= WHAT IS BEING ASKED =
Write every entry out again, unchanged.

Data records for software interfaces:
- - - - -
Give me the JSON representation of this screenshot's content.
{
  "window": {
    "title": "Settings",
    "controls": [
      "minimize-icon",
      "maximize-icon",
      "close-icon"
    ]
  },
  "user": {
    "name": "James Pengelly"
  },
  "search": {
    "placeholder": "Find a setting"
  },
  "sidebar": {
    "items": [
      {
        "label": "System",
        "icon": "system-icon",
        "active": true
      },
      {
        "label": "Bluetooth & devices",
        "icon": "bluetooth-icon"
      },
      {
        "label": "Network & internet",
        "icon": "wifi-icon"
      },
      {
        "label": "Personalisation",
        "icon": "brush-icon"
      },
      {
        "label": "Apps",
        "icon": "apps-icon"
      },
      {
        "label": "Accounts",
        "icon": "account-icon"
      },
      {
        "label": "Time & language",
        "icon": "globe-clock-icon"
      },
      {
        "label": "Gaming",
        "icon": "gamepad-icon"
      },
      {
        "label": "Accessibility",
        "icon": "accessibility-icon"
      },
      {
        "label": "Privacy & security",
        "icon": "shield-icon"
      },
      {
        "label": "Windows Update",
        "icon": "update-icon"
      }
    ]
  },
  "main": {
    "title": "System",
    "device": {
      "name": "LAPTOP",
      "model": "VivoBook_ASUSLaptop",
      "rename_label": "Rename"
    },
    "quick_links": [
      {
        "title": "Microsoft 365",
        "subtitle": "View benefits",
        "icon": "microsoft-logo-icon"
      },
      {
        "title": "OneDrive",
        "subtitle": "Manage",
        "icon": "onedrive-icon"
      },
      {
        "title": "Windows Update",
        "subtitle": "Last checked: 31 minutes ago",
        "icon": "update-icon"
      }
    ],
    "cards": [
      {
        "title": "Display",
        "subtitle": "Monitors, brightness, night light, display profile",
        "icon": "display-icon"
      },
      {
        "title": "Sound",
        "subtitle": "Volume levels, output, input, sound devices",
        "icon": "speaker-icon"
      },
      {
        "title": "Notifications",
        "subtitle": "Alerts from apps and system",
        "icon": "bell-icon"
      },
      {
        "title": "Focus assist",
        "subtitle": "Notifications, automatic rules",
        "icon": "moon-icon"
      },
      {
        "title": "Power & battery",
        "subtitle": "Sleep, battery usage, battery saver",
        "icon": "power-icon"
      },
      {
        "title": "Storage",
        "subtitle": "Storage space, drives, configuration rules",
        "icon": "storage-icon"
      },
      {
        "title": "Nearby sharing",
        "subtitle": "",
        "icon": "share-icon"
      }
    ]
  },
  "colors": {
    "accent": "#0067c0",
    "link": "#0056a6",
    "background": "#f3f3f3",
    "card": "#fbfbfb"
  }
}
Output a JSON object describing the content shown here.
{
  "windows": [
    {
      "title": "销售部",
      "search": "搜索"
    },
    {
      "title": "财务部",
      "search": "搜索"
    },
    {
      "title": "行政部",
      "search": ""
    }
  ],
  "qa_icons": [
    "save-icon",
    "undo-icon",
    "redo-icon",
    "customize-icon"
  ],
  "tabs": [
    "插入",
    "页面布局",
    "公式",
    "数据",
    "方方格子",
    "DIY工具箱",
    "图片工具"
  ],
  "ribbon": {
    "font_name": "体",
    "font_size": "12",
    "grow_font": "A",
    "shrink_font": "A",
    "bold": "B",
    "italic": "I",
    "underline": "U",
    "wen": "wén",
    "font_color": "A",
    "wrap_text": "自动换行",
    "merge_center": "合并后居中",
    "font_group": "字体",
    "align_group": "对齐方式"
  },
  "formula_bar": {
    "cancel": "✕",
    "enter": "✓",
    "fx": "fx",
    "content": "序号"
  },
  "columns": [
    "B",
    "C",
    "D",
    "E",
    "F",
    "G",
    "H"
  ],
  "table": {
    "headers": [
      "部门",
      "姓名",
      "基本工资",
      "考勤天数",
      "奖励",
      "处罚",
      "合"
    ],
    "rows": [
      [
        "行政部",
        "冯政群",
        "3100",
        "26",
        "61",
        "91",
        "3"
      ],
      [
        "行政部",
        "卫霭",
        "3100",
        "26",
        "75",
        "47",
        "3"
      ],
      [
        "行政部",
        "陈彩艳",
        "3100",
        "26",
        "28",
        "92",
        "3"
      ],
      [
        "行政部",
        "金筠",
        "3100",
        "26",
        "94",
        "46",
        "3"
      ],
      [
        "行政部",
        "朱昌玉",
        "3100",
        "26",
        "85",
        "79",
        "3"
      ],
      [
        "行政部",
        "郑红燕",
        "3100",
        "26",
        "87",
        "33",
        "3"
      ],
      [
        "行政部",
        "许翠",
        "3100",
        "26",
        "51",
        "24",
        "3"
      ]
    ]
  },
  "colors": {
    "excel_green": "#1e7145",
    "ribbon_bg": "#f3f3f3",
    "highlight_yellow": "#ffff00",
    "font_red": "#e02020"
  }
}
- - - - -
= ANSWER SECTION =
Give me the JSON representation of this screenshot's content.
{
  "window": {
    "title": "Settings",
    "controls": [
      "minimize-icon",
      "maximize-icon",
      "close-icon"
    ]
  },
  "user": {
    "name": "James Pengelly"
  },
  "search": {
    "placeholder": "Find a setting"
  },
  "sidebar": {
    "items": [
      {
        "label": "System",
        "icon": "system-icon",
        "active": true
      },
      {
        "label": "Bluetooth & devices",
        "icon": "bluetooth-icon"
      },
      {
        "label": "Network & internet",
        "icon": "wifi-icon"
      },
      {
        "label": "Personalisation",
        "icon": "brush-icon"
      },
      {
        "label": "Apps",
        "icon": "apps-icon"
      },
      {
        "label": "Accounts",
        "icon": "account-icon"
      },
      {
        "label": "Time & language",
        "icon": "globe-clock-icon"
      },
      {
        "label": "Gaming",
        "icon": "gamepad-icon"
      },
      {
        "label": "Accessibility",
        "icon": "accessibility-icon"
      },
      {
        "label": "Privacy & security",
        "icon": "shield-icon"
      },
      {
        "label": "Windows Update",
        "icon": "update-icon"
      }
    ]
  },
  "main": {
    "title": "System",
    "device": {
      "name": "LAPTOP",
      "model": "VivoBook_ASUSLaptop",
      "rename_label": "Rename"
    },
    "quick_links": [
      {
        "title": "Microsoft 365",
        "subtitle": "View benefits",
        "icon": "microsoft-logo-icon"
      },
      {
        "title": "OneDrive",
        "subtitle": "Manage",
        "icon": "onedrive-icon"
      },
      {
        "title": "Windows Update",
        "subtitle": "Last checked: 31 minutes ago",
        "icon": "update-icon"
      }
    ],
    "cards": [
      {
        "title": "Display",
        "subtitle": "Monitors, brightness, night light, display profile",
        "icon": "display-icon"
      },
      {
        "title": "Sound",
        "subtitle": "Volume levels, output, input, sound devices",
        "icon": "speaker-icon"
      },
      {
        "title": "Notifications",
        "subtitle": "Alerts from apps and system",
        "icon": "bell-icon"
      },
      {
        "title": "Focus assist",
        "subtitle": "Notifications, automatic rules",
        "icon": "moon-icon"
      },
      {
        "title": "Power & battery",
        "subtitle": "Sleep, battery usage, battery saver",
        "icon": "power-icon"
      },
      {
        "title": "Storage",
        "subtitle": "Storage space, drives, configuration rules",
        "icon": "storage-icon"
      },
      {
        "title": "Nearby sharing",
        "subtitle": "",
        "icon": "share-icon"
      }
    ]
  },
  "colors": {
    "accent": "#0067c0",
    "link": "#0056a6",
    "background": "#f3f3f3",
    "card": "#fbfbfb"
  }
}
Output a JSON object describing the content shown here.
{
  "windows": [
    {
      "title": "销售部",
      "search": "搜索"
    },
    {
      "title": "财务部",
      "search": "搜索"
    },
    {
      "title": "行政部",
      "search": ""
    }
  ],
  "qa_icons": [
    "save-icon",
    "undo-icon",
    "redo-icon",
    "customize-icon"
  ],
  "tabs": [
    "插入",
    "页面布局",
    "公式",
    "数据",
    "方方格子",
    "DIY工具箱",
    "图片工具"
  ],
  "ribbon": {
    "font_name": "体",
    "font_size": "12",
    "grow_font": "A",
    "shrink_font": "A",
    "bold": "B",
    "italic": "I",
    "underline": "U",
    "wen": "wén",
    "font_color": "A",
    "wrap_text": "自动换行",
    "merge_center": "合并后居中",
    "font_group": "字体",
    "align_group": "对齐方式"
  },
  "formula_bar": {
    "cancel": "✕",
    "enter": "✓",
    "fx": "fx",
    "content": "序号"
  },
  "columns": [
    "B",
    "C",
    "D",
    "E",
    "F",
    "G",
    "H"
  ],
  "table": {
    "headers": [
      "部门",
      "姓名",
      "基本工资",
      "考勤天数",
      "奖励",
      "处罚",
      "合"
    ],
    "rows": [
      [
        "行政部",
        "冯政群",
        "3100",
        "26",
        "61",
        "91",
        "3"
      ],
      [
        "行政部",
        "卫霭",
        "3100",
        "26",
        "75",
        "47",
        "3"
      ],
      [
        "行政部",
        "陈彩艳",
        "3100",
        "26",
        "28",
        "92",
        "3"
      ],
      [
        "行政部",
        "金筠",
        "3100",
        "26",
        "94",
        "46",
        "3"
      ],
      [
        "行政部",
        "朱昌玉",
        "3100",
        "26",
        "85",
        "79",
        "3"
      ],
      [
        "行政部",
        "郑红燕",
        "3100",
        "26",
        "87",
        "33",
        "3"
      ],
      [
        "行政部",
        "许翠",
        "3100",
        "26",
        "51",
        "24",
        "3"
      ]
    ]
  },
  "colors": {
    "excel_green": "#1e7145",
    "ribbon_bg": "#f3f3f3",
    "highlight_yellow": "#ffff00",
    "font_red": "#e02020"
  }
}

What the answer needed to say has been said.